Give the data again exactly as it appears.

[[ DATA FOR THE TASK, beginning ]]

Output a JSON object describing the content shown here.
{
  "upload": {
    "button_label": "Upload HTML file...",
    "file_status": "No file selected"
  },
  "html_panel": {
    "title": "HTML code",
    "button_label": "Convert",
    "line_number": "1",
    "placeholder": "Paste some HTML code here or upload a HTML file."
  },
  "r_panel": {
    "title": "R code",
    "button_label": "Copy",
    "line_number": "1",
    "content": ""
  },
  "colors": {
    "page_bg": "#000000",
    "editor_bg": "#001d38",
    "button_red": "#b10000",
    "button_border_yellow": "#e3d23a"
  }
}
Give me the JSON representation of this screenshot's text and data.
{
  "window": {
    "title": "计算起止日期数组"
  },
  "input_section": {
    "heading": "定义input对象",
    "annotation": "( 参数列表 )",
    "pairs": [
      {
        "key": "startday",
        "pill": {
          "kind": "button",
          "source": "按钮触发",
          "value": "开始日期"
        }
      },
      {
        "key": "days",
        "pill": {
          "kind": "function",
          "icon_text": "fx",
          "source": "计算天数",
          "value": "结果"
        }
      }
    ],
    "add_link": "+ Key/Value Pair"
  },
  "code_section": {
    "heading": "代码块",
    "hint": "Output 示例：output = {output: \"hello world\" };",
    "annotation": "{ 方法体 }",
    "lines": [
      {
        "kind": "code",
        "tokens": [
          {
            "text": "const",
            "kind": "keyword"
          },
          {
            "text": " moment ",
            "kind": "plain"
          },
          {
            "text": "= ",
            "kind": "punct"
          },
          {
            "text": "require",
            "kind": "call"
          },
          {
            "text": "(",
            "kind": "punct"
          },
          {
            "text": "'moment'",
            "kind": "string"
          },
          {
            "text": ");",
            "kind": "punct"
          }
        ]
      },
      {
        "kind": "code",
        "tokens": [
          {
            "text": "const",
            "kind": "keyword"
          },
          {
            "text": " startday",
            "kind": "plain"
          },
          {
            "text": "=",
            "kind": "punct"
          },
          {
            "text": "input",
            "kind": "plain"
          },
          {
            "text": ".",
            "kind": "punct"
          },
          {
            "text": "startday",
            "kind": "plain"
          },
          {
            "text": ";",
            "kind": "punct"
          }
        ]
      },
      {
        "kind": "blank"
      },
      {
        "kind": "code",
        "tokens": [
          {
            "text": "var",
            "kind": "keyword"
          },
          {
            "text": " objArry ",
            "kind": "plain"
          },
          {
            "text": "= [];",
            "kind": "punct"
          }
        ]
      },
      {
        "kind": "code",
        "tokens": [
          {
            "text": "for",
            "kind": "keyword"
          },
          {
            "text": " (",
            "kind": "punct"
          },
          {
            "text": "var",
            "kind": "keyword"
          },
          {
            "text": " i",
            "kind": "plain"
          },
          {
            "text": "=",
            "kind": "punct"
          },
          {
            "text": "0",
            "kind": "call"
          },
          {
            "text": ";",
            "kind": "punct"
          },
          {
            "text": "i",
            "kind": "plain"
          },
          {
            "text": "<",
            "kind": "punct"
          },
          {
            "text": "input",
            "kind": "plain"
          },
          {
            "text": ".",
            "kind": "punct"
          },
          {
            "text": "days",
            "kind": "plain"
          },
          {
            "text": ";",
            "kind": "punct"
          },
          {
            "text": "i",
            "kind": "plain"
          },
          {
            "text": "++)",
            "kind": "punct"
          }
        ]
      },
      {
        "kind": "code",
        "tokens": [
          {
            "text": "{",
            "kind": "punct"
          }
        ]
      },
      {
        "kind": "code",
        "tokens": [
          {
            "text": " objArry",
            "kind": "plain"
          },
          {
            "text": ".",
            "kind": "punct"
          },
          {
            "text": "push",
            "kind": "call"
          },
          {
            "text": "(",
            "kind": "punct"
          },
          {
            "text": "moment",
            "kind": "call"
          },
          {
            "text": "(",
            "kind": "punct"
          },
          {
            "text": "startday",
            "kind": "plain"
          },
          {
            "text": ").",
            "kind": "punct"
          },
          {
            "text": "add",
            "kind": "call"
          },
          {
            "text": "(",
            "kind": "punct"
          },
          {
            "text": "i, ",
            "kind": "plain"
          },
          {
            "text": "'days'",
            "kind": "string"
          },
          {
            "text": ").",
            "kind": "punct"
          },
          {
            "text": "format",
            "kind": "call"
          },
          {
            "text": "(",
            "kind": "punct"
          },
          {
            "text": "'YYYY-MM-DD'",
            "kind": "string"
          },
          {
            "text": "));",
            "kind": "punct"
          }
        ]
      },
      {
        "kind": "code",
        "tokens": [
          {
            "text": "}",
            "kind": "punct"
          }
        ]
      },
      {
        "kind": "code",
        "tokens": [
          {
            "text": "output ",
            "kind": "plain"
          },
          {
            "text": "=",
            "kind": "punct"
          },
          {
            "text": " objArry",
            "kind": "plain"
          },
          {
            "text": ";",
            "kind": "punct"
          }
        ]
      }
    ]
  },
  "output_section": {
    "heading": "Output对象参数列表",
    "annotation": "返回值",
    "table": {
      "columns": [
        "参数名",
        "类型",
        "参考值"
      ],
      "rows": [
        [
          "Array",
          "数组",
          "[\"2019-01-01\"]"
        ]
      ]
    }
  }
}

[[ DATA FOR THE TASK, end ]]

SOLUTION TO THE PROBLEM
Output a JSON object describing the content shown here.
{
  "upload": {
    "button_label": "Upload HTML file...",
    "file_status": "No file selected"
  },
  "html_panel": {
    "title": "HTML code",
    "button_label": "Convert",
    "line_number": "1",
    "placeholder": "Paste some HTML code here or upload a HTML file."
  },
  "r_panel": {
    "title": "R code",
    "button_label": "Copy",
    "line_number": "1",
    "content": ""
  },
  "colors": {
    "page_bg": "#000000",
    "editor_bg": "#001d38",
    "button_red": "#b10000",
    "button_border_yellow": "#e3d23a"
  }
}
Give me the JSON representation of this screenshot's text and data.
{
  "window": {
    "title": "计算起止日期数组"
  },
  "input_section": {
    "heading": "定义input对象",
    "annotation": "( 参数列表 )",
    "pairs": [
      {
        "key": "startday",
        "pill": {
          "kind": "button",
          "source": "按钮触发",
          "value": "开始日期"
        }
      },
      {
        "key": "days",
        "pill": {
          "kind": "function",
          "icon_text": "fx",
          "source": "计算天数",
          "value": "结果"
        }
      }
    ],
    "add_link": "+ Key/Value Pair"
  },
  "code_section": {
    "heading": "代码块",
    "hint": "Output 示例：output = {output: \"hello world\" };",
    "annotation": "{ 方法体 }",
    "lines": [
      {
        "kind": "code",
        "tokens": [
          {
            "text": "const",
            "kind": "keyword"
          },
          {
            "text": " moment ",
            "kind": "plain"
          },
          {
            "text": "= ",
            "kind": "punct"
          },
          {
            "text": "require",
            "kind": "call"
          },
          {
            "text": "(",
            "kind": "punct"
          },
          {
            "text": "'moment'",
            "kind": "string"
          },
          {
            "text": ");",
            "kind": "punct"
          }
        ]
      },
      {
        "kind": "code",
        "tokens": [
          {
            "text": "const",
            "kind": "keyword"
          },
          {
            "text": " startday",
            "kind": "plain"
          },
          {
            "text": "=",
            "kind": "punct"
          },
          {
            "text": "input",
            "kind": "plain"
          },
          {
            "text": ".",
            "kind": "punct"
          },
          {
            "text": "startday",
            "kind": "plain"
          },
          {
            "text": ";",
            "kind": "punct"
          }
        ]
      },
      {
        "kind": "blank"
      },
      {
        "kind": "code",
        "tokens": [
          {
            "text": "var",
            "kind": "keyword"
          },
          {
            "text": " objArry ",
            "kind": "plain"
          },
          {
            "text": "= [];",
            "kind": "punct"
          }
        ]
      },
      {
        "kind": "code",
        "tokens": [
          {
            "text": "for",
            "kind": "keyword"
          },
          {
            "text": " (",
            "kind": "punct"
          },
          {
            "text": "var",
            "kind": "keyword"
          },
          {
            "text": " i",
            "kind": "plain"
          },
          {
            "text": "=",
            "kind": "punct"
          },
          {
            "text": "0",
            "kind": "call"
          },
          {
            "text": ";",
            "kind": "punct"
          },
          {
            "text": "i",
            "kind": "plain"
          },
          {
            "text": "<",
            "kind": "punct"
          },
          {
            "text": "input",
            "kind": "plain"
          },
          {
            "text": ".",
            "kind": "punct"
          },
          {
            "text": "days",
            "kind": "plain"
          },
          {
            "text": ";",
            "kind": "punct"
          },
          {
            "text": "i",
            "kind": "plain"
          },
          {
            "text": "++)",
            "kind": "punct"
          }
        ]
      },
      {
        "kind": "code",
        "tokens": [
          {
            "text": "{",
            "kind": "punct"
          }
        ]
      },
      {
        "kind": "code",
        "tokens": [
          {
            "text": " objArry",
            "kind": "plain"
          },
          {
            "text": ".",
            "kind": "punct"
          },
          {
            "text": "push",
            "kind": "call"
          },
          {
            "text": "(",
            "kind": "punct"
          },
          {
            "text": "moment",
            "kind": "call"
          },
          {
            "text": "(",
            "kind": "punct"
          },
          {
            "text": "startday",
            "kind": "plain"
          },
          {
            "text": ").",
            "kind": "punct"
          },
          {
            "text": "add",
            "kind": "call"
          },
          {
            "text": "(",
            "kind": "punct"
          },
          {
            "text": "i, ",
            "kind": "plain"
          },
          {
            "text": "'days'",
            "kind": "string"
          },
          {
            "text": ").",
            "kind": "punct"
          },
          {
            "text": "format",
            "kind": "call"
          },
          {
            "text": "(",
            "kind": "punct"
          },
          {
            "text": "'YYYY-MM-DD'",
            "kind": "string"
          },
          {
            "text": "));",
            "kind": "punct"
          }
        ]
      },
      {
        "kind": "code",
        "tokens": [
          {
            "text": "}",
            "kind": "punct"
          }
        ]
      },
      {
        "kind": "code",
        "tokens": [
          {
            "text": "output ",
            "kind": "plain"
          },
          {
            "text": "=",
            "kind": "punct"
          },
          {
            "text": " objArry",
            "kind": "plain"
          },
          {
            "text": ";",
            "kind": "punct"
          }
        ]
      }
    ]
  },
  "output_section": {
    "heading": "Output对象参数列表",
    "annotation": "返回值",
    "table": {
      "columns": [
        "参数名",
        "类型",
        "参考值"
      ],
      "rows": [
        [
          "Array",
          "数组",
          "[\"2019-01-01\"]"
        ]
      ]
    }
  }
}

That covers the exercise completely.